decided to go on the offensive.]
ME: And cat owners wonder why dog owners say their cats don't
MOOKIE: Do you really believe that? Do you think dogs really
love their owners? I've had a few conversations with more sociable
dogs -- it was like talking to a cardboard box, except cardboard
boxes are fun if you play with them. They're so deeply entrenched
in being the follower in a pack, blindly doing whatever the leader
does. Tongue hanging out all flaccid, dazed stare in the eyes,
tail wagging like a moron, just itching for the chance to do something
for the exalted Master. Dogs don't love their masters. They just
have to cling onto someone.
ME: Well, you know, the reason I like cats is that they consider
you more like an equal than dogs do. Obviously, you cats still think
of humans as lower cats, uneducated in the fine, proper way to do
things, but at least you know when to approach us and when to avoid
us. That's what I'd want from a companion pet.
[Mookie rubs the side of his head against my arm, then bats a rubber

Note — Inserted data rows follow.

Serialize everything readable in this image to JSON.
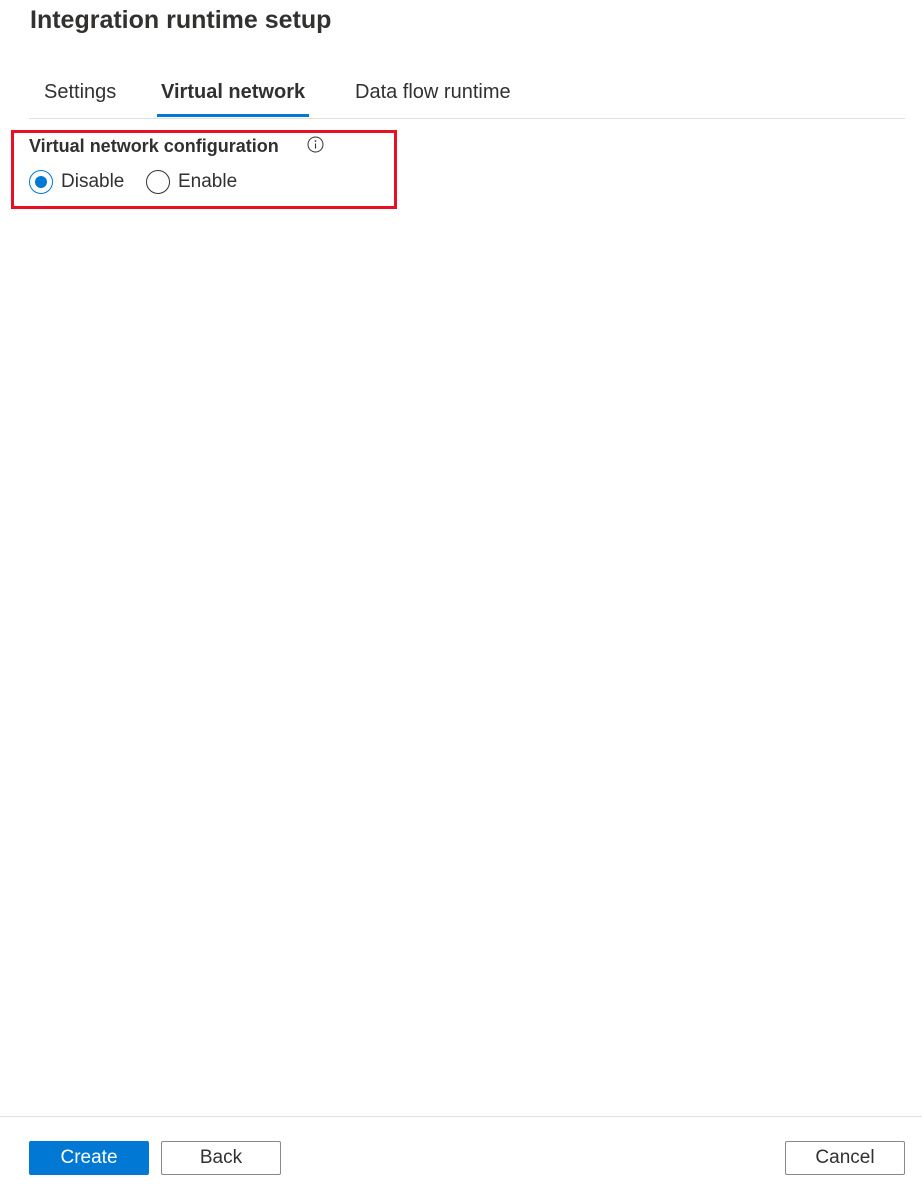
{
  "window": {
    "title": "Integration runtime setup"
  },
  "tabs": [
    {
      "label": "Settings",
      "active": false
    },
    {
      "label": "Virtual network",
      "active": true
    },
    {
      "label": "Data flow runtime",
      "active": false
    }
  ],
  "vnet_config": {
    "label": "Virtual network configuration",
    "info_icon": "info-icon",
    "options": [
      {
        "label": "Disable",
        "selected": true
      },
      {
        "label": "Enable",
        "selected": false
      }
    ],
    "selected": "Disable"
  },
  "highlight_color": "#e81123",
  "accent_color": "#0078d4",
  "footer": {
    "create_label": "Create",
    "back_label": "Back",
    "cancel_label": "Cancel"
  }
}
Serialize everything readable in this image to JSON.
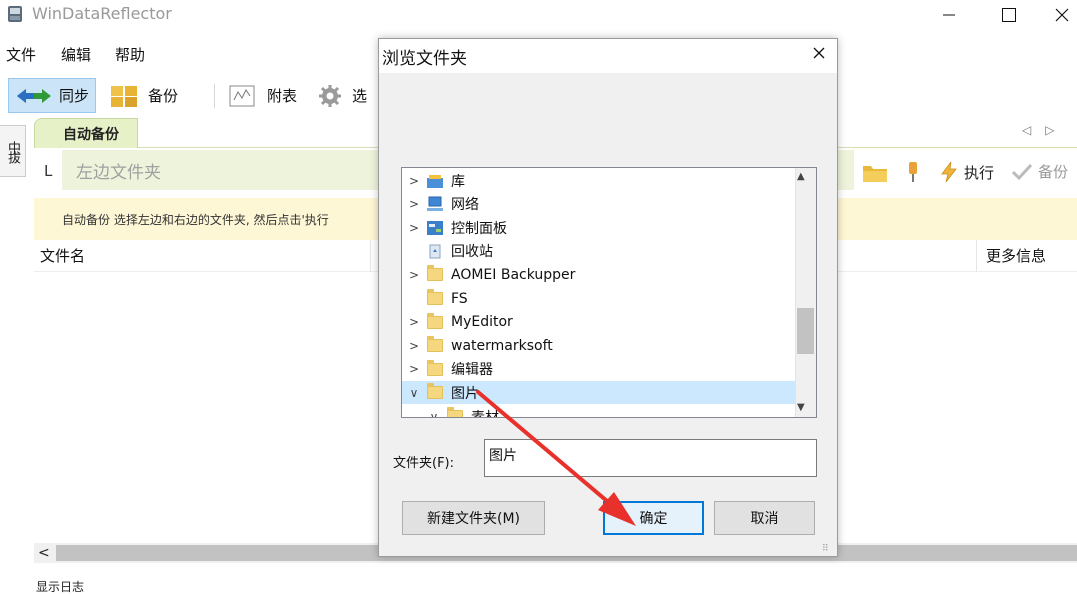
{
  "window": {
    "title": "WinDataReflector",
    "controls": {
      "minimize": "—",
      "maximize": "☐",
      "close": "✕"
    }
  },
  "menu": [
    "文件",
    "编辑",
    "帮助"
  ],
  "toolbar": {
    "sync": "同步",
    "backup": "备份",
    "attach": "附表",
    "options": "选"
  },
  "left_strip_label": "中拔",
  "tabs": {
    "active": "自动备份",
    "nav": "◁▷"
  },
  "path_row": {
    "left_marker": "L",
    "left_placeholder": "左边文件夹",
    "run": "执行",
    "backup": "备份"
  },
  "info": {
    "text": "自动备份   选择左边和右边的文件夹, 然后点击'执行"
  },
  "list": {
    "col_filename": "文件名",
    "col_more": "更多信息"
  },
  "status": {
    "log": "显示日志",
    "scroll_left": "<"
  },
  "dialog": {
    "title": "浏览文件夹",
    "tree": [
      {
        "label": "库",
        "chevron": ">",
        "icon": "library-icon"
      },
      {
        "label": "网络",
        "chevron": ">",
        "icon": "network-icon"
      },
      {
        "label": "控制面板",
        "chevron": ">",
        "icon": "control-panel-icon"
      },
      {
        "label": "回收站",
        "chevron": "",
        "icon": "recycle-bin-icon"
      },
      {
        "label": "AOMEI Backupper",
        "chevron": ">",
        "icon": "folder-icon"
      },
      {
        "label": "FS",
        "chevron": "",
        "icon": "folder-icon"
      },
      {
        "label": "MyEditor",
        "chevron": ">",
        "icon": "folder-icon"
      },
      {
        "label": "watermarksoft",
        "chevron": ">",
        "icon": "folder-icon"
      },
      {
        "label": "编辑器",
        "chevron": ">",
        "icon": "folder-icon"
      },
      {
        "label": "图片",
        "chevron": "∨",
        "icon": "folder-icon",
        "selected": true
      },
      {
        "label": "素材",
        "chevron": "∨",
        "icon": "folder-icon"
      }
    ],
    "folder_label": "文件夹(F):",
    "folder_value": "图片",
    "new_folder": "新建文件夹(M)",
    "ok": "确定",
    "cancel": "取消"
  },
  "colors": {
    "accent": "#0078d7",
    "annotation_arrow": "#e8312a",
    "tab_green": "#e7f1c8",
    "info_yellow": "#fdf7d6"
  }
}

band around absent-mindedly.]
ME: Cats go their own way, but always keep track of how you're
feeling. The more loving cats will bring you tokens of affection and

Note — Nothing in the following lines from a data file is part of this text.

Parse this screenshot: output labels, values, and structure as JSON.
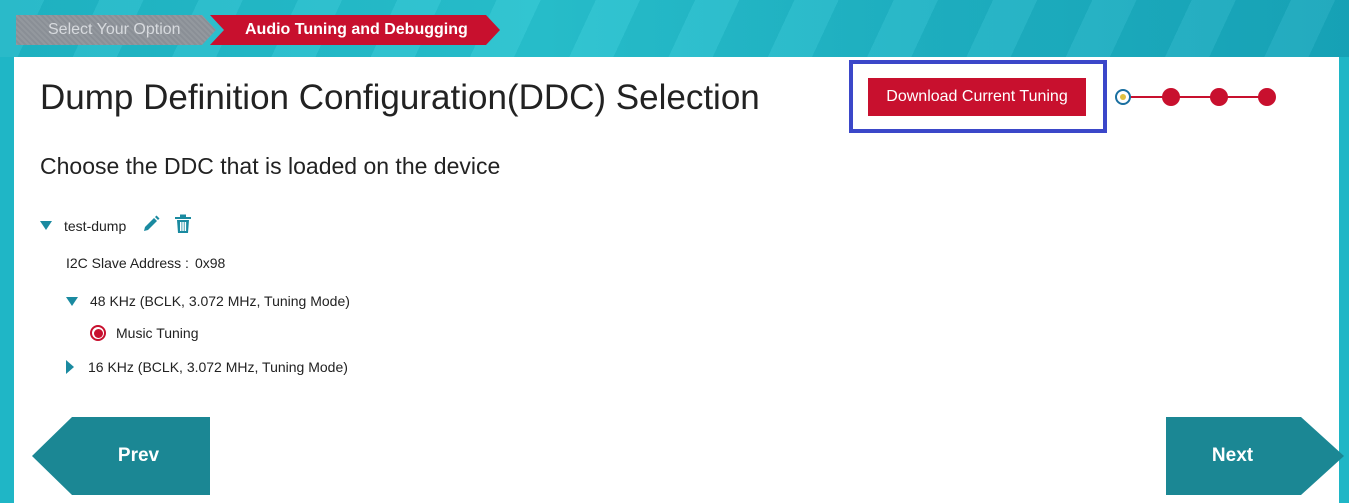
{
  "breadcrumb": {
    "step1": "Select Your Option",
    "step2": "Audio Tuning and Debugging"
  },
  "page": {
    "title": "Dump Definition Configuration(DDC) Selection",
    "subtitle": "Choose the DDC that is loaded on the device"
  },
  "actions": {
    "download_label": "Download Current Tuning"
  },
  "stepper": {
    "total_steps": 4,
    "current_step": 1
  },
  "ddc_tree": {
    "name": "test-dump",
    "i2c_label": "I2C Slave Address :",
    "i2c_value": "0x98",
    "modes": [
      {
        "label": "48 KHz  (BCLK, 3.072 MHz, Tuning Mode)",
        "expanded": true,
        "children": [
          {
            "label": "Music Tuning",
            "selected": true
          }
        ]
      },
      {
        "label": "16 KHz  (BCLK, 3.072 MHz, Tuning Mode)",
        "expanded": false
      }
    ]
  },
  "navigation": {
    "prev_label": "Prev",
    "next_label": "Next"
  },
  "colors": {
    "accent_red": "#c8102e",
    "teal": "#1fb6c6",
    "nav_teal": "#1b8794",
    "highlight_blue": "#3b47c9"
  },
  "icons": {
    "edit": "pencil-icon",
    "delete": "trash-icon"
  }
}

hang around you when you're feeling sad. Cats have respect for
themselves and don't do daft things like dogs do. They're dignified

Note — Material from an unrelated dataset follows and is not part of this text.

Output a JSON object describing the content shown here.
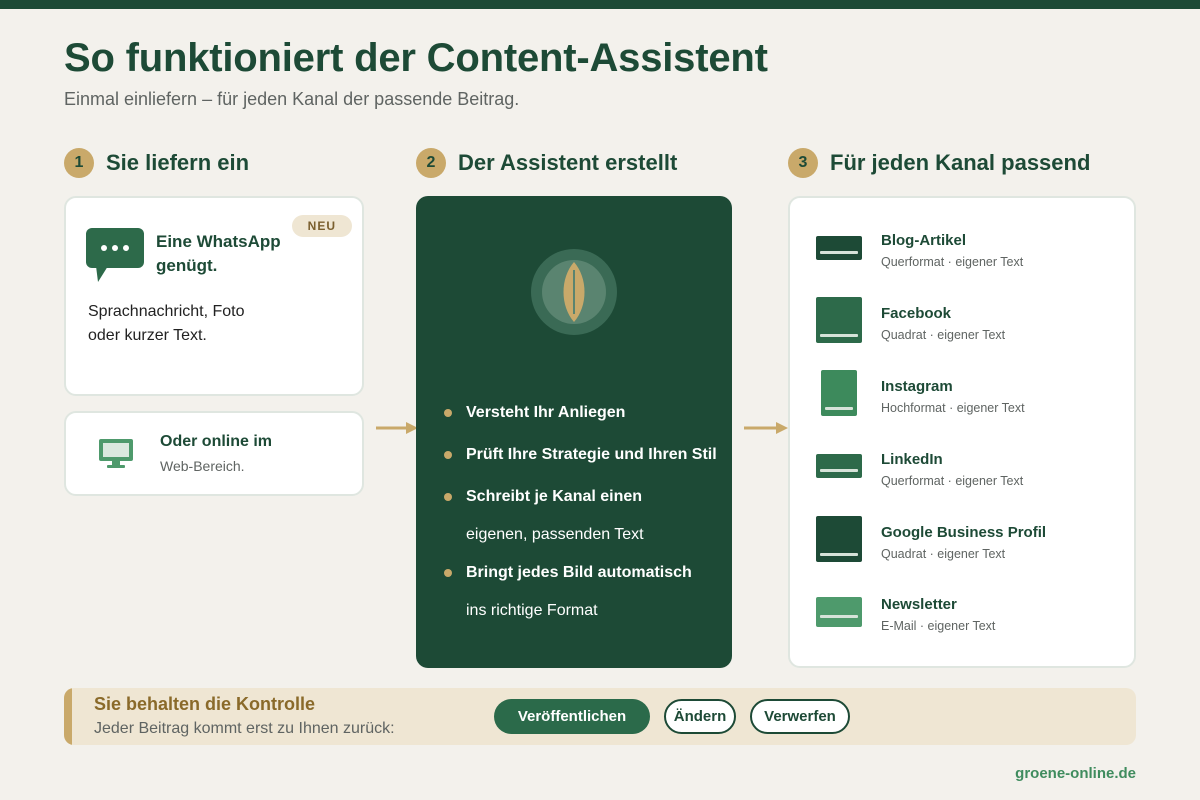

MOOKIE: You're preaching to the choir, bud, but I understand.
We cats realize that humans run things around here, and we don't fight
that. We just keep things in line. We keep rodents and insects out of
your house so you don't see them. We keep you on rigid feeding and
sleeping schedules. We're highly organized.
ME: Do you have meetings?
MOOKIE: Only sometimes. They're mainly for informational
purposes. We have block leaders who demand that we get out on
certain nights. It's pretty cool sometimes: we even get show cats...you
know, the cute ones who go to the big official best of show cat events
that their breeders hold...and all the salmon we can eat.
ME: I see sex and decadence is rife even in the feline community.
Hey, you mind if I tell my friend about this? There's no way I can
keep this to myself!
MOOKIE: I'm afraid not. This secret has persisted through
thousands upon thousands of years, and those who intentionally or
unintentionally attempt to expose us are efficiently processed into
ME: Understood. I think I should go now. Baseball practice
soon. When I get back, I'll play with you some. Promise.
MOOKIE: You have good reason to be weirded out. You were
talking to your cat. But I'll be here for you should you need it,
and you'll learn to listen to me. That's the way it has always been.
Now, go along, little man, and continue your game of hitting a cowhide
sphere with a poor dead tree's wood.
ME: See you later... Howl if you want Mom or Fred to let you in.
You have a lot of issues with mankind -- it'll give me plenty to think
about during practice.
MOOKIE: Isn't it perfectly reasonable for cats to feel that
way about humans? Maybe if humans actually considered other species
as sentient, they'd realize how different the world actually is. And
what IS that? Cologne? You reek.
From that day on, I realized that I could expect to have my balls
busted day in and day out by a being that weighed a seventeenth of
what I weighed. I learned a lot from Mookie, and he taught me to
take criticism constructively, and to see things from different
perspectives. From me, I don't think he learned much that he
didn't already know -- cats are far more perceptive than we are.
In the future, perhaps I'll post more conversations with Mookie as
I consider them relevant and helpful to your understanding of me.
For the present, though, consider seeing if you can persuade your
own cat to sit down and have a talk with you. You'll be a far
better human after hearing a cat's side of things.